Poetry $15

ISBN: 978-0-9882416-2-6





Winner of the 2014 Drunken Boat Poetry Book Contest, selected by Forrest Gander, Collier Nogues’ eighteen poems erase historical documents related to the development and aftermath of the Pacific War, especially on the island of Okinawa. The words could still be read, besieged by a jumble of contending values, all risky.


For the Americans in Japan, nothing could be more grateful to the eye than the beautiful white patterns falling between the red wet ground, their neighbourhood of flowers, a world which wakens faint. After the tempest, still the author wishes to hear, then to talk, and to matter to the listener. How to matter while you are not able to shelter anywhere between heaven and earth?


In a book of patriotic movements, a person, however great, is pre-formed—her centre formed with, formed by, the dark loud movements of war. The field of movement began to turn into the field, the hand, the leg—the men—into the field. “I was / the already formed approach of force” is the quietness breaking in his ear, the great nakedness in her forest. Back and forth, the work set to work preparing the ground, picked out the dead—eighteen—and gathered the ghosts.

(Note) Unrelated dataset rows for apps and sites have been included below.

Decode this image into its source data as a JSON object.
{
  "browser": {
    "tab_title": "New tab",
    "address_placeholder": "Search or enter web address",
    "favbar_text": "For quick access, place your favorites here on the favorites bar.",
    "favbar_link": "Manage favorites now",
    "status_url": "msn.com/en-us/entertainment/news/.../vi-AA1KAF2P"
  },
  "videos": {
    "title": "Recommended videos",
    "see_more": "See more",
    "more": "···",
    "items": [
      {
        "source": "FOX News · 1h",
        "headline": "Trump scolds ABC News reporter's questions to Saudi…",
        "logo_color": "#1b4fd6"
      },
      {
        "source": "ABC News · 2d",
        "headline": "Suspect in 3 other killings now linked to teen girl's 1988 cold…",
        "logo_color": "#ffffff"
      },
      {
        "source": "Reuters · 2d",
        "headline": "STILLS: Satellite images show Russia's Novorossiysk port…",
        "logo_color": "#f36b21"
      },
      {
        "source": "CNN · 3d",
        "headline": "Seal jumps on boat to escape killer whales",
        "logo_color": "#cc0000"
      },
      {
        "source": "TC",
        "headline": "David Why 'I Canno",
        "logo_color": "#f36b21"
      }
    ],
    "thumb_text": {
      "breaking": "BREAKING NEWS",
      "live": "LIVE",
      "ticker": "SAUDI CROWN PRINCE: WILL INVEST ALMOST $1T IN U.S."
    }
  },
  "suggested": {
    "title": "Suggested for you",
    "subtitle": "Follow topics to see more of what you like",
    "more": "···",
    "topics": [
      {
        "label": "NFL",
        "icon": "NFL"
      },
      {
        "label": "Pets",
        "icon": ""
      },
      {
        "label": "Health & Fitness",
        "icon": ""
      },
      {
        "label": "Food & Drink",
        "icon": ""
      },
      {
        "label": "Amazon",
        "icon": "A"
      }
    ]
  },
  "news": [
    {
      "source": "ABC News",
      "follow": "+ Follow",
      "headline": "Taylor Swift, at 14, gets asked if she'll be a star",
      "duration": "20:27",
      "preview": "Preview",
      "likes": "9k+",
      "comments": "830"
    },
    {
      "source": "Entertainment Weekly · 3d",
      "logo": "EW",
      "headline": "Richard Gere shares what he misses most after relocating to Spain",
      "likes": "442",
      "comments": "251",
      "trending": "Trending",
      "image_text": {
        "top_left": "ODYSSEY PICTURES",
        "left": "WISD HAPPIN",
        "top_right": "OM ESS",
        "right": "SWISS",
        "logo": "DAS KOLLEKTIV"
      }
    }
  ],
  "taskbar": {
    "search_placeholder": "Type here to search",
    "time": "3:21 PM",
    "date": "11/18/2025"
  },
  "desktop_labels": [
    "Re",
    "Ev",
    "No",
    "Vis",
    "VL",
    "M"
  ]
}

In that battle-field is a modest base for another fight. There was a set of openings in the land, the steel ring of caves and overlapping fields of fire. Now camouflaged by vegetation, “the caves are protected from remem/bering” Nogues saw. “The peninsula here flowed in effluent/pools.” Exposure to a voluminous and graphic show will be the reminder of the war, the apology. (I think of graveyard warnings raking all along the hill.) A report might be made, a sort of half trunk full of whitewash.


So, in the editor’s introduction, teaching occupation, “I” marked the texts and rewrote the original materials. Rewriting textbooks is the nature of the beast. A legal fiction. Any writing of mixed authorship has a hazy power in reproducing Empire, so as to dissolve “me.” The general reader marks at once the “numerous small islands of safe / answer,” a ditch on each side.


I talk of sightseeing. Returning from church, I pass on the road my neighbour, a man who told me once he dreaded American children, acknowledgements, and authors. Regarding Japanese/US relations, Collier Nogues is nothing short of brilliant in this necessary book, which lights up the chronic trauma of surviving amid the dead. If we can see that, we can see Collier Nogues, who grew up on a U.S. military base in Okinawa. These poems desire—to erase—violence.